● Exercise goal: Check every line in the listing below for "legend". Copy the ones where it occurs.

● Data for this task:
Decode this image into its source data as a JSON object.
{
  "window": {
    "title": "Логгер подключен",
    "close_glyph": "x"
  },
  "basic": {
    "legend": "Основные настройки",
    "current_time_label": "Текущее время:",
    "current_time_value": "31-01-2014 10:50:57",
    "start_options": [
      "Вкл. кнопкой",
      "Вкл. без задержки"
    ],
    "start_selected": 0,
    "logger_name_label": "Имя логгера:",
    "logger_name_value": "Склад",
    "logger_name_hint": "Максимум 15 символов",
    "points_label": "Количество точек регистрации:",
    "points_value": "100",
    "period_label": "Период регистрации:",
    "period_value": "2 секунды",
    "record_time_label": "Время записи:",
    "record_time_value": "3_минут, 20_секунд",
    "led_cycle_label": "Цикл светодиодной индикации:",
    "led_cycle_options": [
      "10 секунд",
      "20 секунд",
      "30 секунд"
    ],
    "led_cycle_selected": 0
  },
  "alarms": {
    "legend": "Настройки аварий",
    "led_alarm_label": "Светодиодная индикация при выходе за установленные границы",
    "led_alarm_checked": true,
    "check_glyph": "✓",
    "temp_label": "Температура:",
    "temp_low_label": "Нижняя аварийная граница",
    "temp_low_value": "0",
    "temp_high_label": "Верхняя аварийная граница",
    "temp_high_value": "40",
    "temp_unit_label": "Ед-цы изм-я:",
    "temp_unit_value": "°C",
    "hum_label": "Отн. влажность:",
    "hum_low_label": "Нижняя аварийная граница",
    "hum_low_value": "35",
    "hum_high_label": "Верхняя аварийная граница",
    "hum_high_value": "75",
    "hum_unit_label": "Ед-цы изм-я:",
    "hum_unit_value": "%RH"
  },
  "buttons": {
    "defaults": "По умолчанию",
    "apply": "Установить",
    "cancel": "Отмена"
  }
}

● Response:
    "legend": "Основные настройки",
    "legend": "Настройки аварий",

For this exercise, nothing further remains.